How Bad of a Flop Was the Mazda MX-30?
Since its debut in 2020, the Mazda MX-30 has been widely panned as a subpar electric SUV, and it appears those predictions have come to fruition. The MX-30‘s shortcomings were immediately apparent upon release – with its short range of just 124 miles on a single charge and few features compared to competitors. Many critics dismissed it as a throwaway model from the company so that they could claim to have an electric SUV in their lineup. But just how low of a flop was it?
How did the Mazda MX-30 perform in sales?
The numbers paint a bleak picture for the MX-30. According to GoodCarBadCar, Mazda North American Operations reported that its vehicle sales in the United States doubled from the same month a year prior, reaching 29,786 units. However, only 16 MX-30s were sold during that same period – a 30 percent decrease year-over-year. That amounts to just 0.1 percent of the company’s total sales volume in the United States.
Moreover, during the second quarter of 2023, Mazda reported selling only 51 electric cars in California – 35 percent less than a year ago. And in the first half of 2023, only 66 MX-30s were sold, a 79 percent drop since the same time in 2020. In total, only 571 units of the model have been sold over almost two years.
While rivals like Tesla have seen huge success in the EV market, Mazda could not realize similar results with the MX-30. This could be attributed to its high price tag of $34,110 (plus a $1,275 destination charge) and short range compared to other models on the market – like the Tesla Model 3 RWD or Chevrolet Bolt EV/Bolt EUV.
The discontinuation of the Mazda MX-30: what’s next?
According to Car and Driver, Mazda recently announced that it would discontinue the MX-30 in the US and refocus its electric vehicle efforts to larger platform PHEVs. The Mazda CX-90 Plug-in Hybrid is scheduled to launch soon and will be joined by a new CX-70 in the near future.
Fortunately, the MX-30 will still be available in other countries where it can be purchased as either an EV or a plug-in hybrid. The plug-in version (the R-EV) also features a range extender powered by Mazda’s iconic rotary engine – making it the first rotary-powered Mazda since the RX-8.
Though the MX-30 had flaws, it became Mazda’s first fully electric vehicle in the U.S. Ultimately, its discontinuation signals a shift in the company’s strategy, and it will be interesting to see what Mazda comes up with next. One thing is certain: the MX-30 was a flop in sales, and its exit from the US market was well deserved.

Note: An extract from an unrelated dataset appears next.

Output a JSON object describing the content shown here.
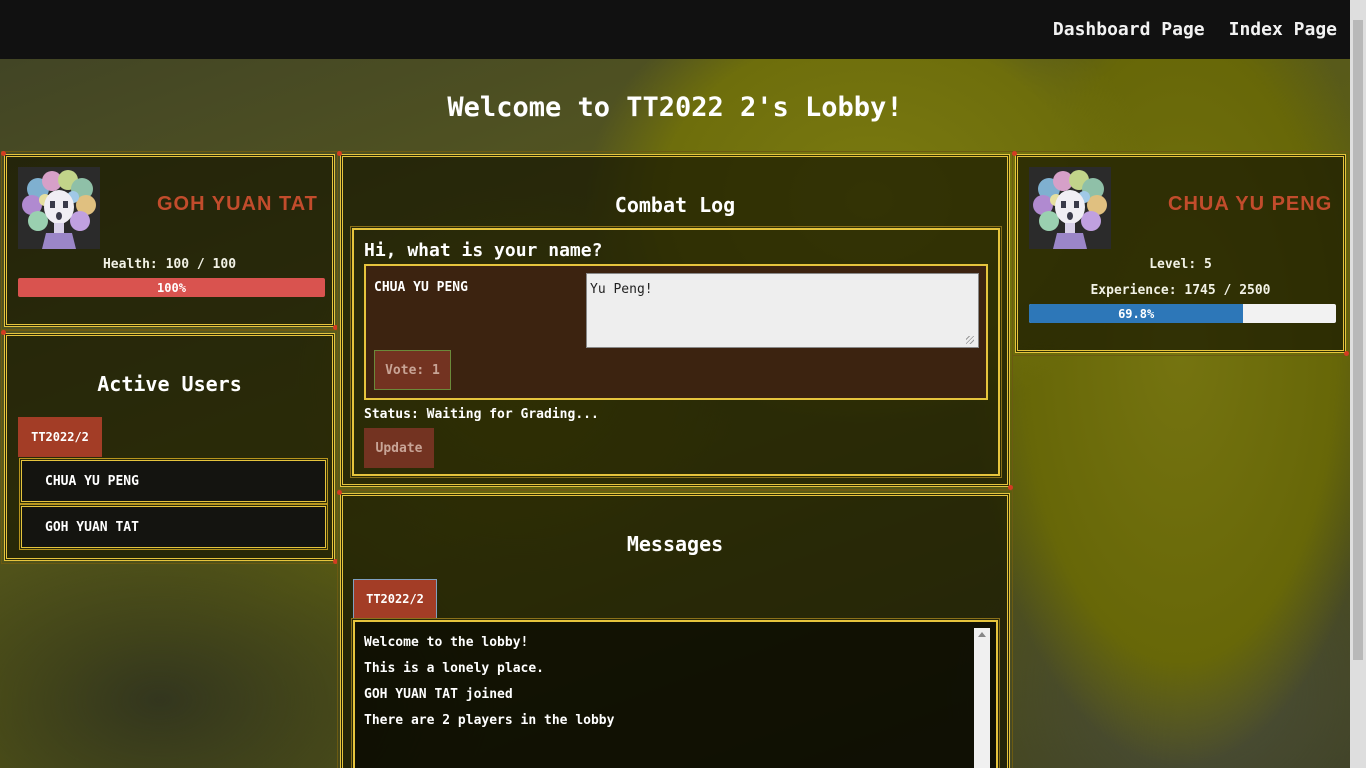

Overview of the 2023 Mazda MX-30
The Mazda MX-30 features a 146 hp electric motor and a 35.5 kWh battery, with a range of only 100 miles on a single charge. Along with its lackluster range, the MX-30 acceleration isn’t at its best either, taking nearly 8.5 seconds to reach 60 mph – slower than most competitors on the market.
Furthermore, the MX-30 has its fair share of design flaws, including limited interior cargo space and rear-hinged doors that don’t open far enough, making it difficult to get in and out of the vehicle.
The MX-30’s cabin is equipped with natural materials such as cork and sustainable fabric. It also features a 7.0-inch digital instrument panel, an 8.8-inch multimedia display, and an infotainment system with Apple CarPlay, Android Auto, and Bluetooth connectivity.